As he did for all 45 of the annual Eatonville Lions Arts Festivals, artist Fred Oldfield last August displayed his western paintings and happily talked to visitors at his booth at about his days working on cattle roundups. The life he led was part of the inspiration for his western paintings. (Jim Bryant/Dispatch file photo)
As he did for all 45 of the annual Eatonville Lions Arts Festivals, artist Fred Oldfield last August displayed his western paintings and happily talked to visitors at his booth at about his days working on cattle roundups. The life he led was part of the inspiration for his western paintings. (Jim Bryant/Dispatch file photo)
By Pat Jenkins
The Dispatch
This year's Eatonville Lions Arts Festival won't be quite the same. Fred Oldfield won't be there.
Oldfield, the venerable painter of cowboy and western life, died Feb. 24 in Tacoma. He was 98. He had been ill.
Oldfield exhibited his paintings at all 45 of the annual festivals that are held every summer at Glacier Park in Eatonville. He was a fixture in his cowboy hat, greeting visitors and regaling them with stories about his days riding herd in cattle roundups.
During an interview at the festival last August, he had a ready quip when he was asked if he ever considered retiring.
"From what? I paint and I fish. What should I give up?" he said.
From the time he became a full-time artist at age 60, he was a well-respected painter and passionate about teaching aspiring young artists. He taught art at the Fred Oldfield Western Heritage and Art Center, on the grounds of the Washington State Fair in Puyallup. The center includes a museum with artifacts from the old West, along with displays of paintings and art by Oldfield and other artists.
A fund-raiser for the center, scheduled for March 17, was going to double as a elebration of his 99th birthday.
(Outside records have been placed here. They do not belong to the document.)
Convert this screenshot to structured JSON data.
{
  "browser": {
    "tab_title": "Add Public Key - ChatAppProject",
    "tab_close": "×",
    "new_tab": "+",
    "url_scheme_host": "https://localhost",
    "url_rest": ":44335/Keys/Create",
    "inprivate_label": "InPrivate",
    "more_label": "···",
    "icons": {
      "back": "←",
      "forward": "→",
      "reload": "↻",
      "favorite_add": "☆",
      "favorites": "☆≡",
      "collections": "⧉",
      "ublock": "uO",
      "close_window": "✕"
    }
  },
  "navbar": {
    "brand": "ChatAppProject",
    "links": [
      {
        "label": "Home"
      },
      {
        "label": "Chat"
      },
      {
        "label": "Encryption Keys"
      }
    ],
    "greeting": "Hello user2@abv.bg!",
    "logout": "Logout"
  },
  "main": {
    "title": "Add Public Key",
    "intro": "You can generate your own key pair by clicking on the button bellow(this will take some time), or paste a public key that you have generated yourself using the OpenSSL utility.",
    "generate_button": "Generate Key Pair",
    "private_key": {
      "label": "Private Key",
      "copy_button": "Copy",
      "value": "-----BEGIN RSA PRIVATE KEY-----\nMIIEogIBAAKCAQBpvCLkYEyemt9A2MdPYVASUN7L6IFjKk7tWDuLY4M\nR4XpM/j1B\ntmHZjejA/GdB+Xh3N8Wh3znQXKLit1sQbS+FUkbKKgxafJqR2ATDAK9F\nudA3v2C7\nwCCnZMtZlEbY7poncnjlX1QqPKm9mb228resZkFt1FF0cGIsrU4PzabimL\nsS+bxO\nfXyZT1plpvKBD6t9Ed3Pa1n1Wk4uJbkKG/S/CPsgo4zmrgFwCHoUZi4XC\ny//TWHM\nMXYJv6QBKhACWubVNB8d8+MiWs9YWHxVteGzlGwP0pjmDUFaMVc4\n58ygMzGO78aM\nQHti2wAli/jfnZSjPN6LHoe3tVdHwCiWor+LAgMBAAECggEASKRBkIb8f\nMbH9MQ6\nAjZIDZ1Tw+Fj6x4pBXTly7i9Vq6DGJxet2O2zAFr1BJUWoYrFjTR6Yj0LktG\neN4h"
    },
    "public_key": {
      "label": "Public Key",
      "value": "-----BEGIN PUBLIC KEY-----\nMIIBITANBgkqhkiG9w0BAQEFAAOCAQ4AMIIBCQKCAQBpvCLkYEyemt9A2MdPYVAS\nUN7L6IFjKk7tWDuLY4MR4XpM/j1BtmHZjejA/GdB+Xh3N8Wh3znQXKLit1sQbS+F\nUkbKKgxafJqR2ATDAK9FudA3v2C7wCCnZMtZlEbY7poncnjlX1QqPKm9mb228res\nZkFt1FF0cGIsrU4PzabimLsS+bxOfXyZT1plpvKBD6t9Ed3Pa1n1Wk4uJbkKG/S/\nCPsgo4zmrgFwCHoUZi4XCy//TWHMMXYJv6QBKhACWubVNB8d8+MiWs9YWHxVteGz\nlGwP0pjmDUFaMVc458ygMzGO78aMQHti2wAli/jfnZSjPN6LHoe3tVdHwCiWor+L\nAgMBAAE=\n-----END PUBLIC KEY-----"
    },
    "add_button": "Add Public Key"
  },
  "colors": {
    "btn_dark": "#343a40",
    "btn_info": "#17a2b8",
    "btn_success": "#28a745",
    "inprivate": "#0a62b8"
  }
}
The event will still be held, according to his family.
On Facebook, famly members described him as "the most amazing daddy, grandfather, husband, friend, artist and gramps to hundreds of children.” The latter reference was to the art classes for youngsters at the art center that bears his name.
Oldfield first dabbled in painting at the age of 17. Among other things, he painted a flower on a bunkhouse wall.
He was raised on an Indian reservation in Yakima, and worked on tribe-owned cattle ranches.
“I basically rode with the Indians herding cows during cattle rounds,” he said while chatting at his booth at the arts festival in Eatonville last August. “I started painting western art scenes from what was seen on the reservation and during the roundups.”
After serving with the Army in World War II, Oldfield attended art school in Seattle and began painting murals in Alaska, Canada and the Northwest. Since then, his paintings have been purchased by private collectors worldwide and displayed in art museums.
Oldfield was preceded in death by his wife. A memorial service will be held for him this spring at a date and location to be determined, according to his family.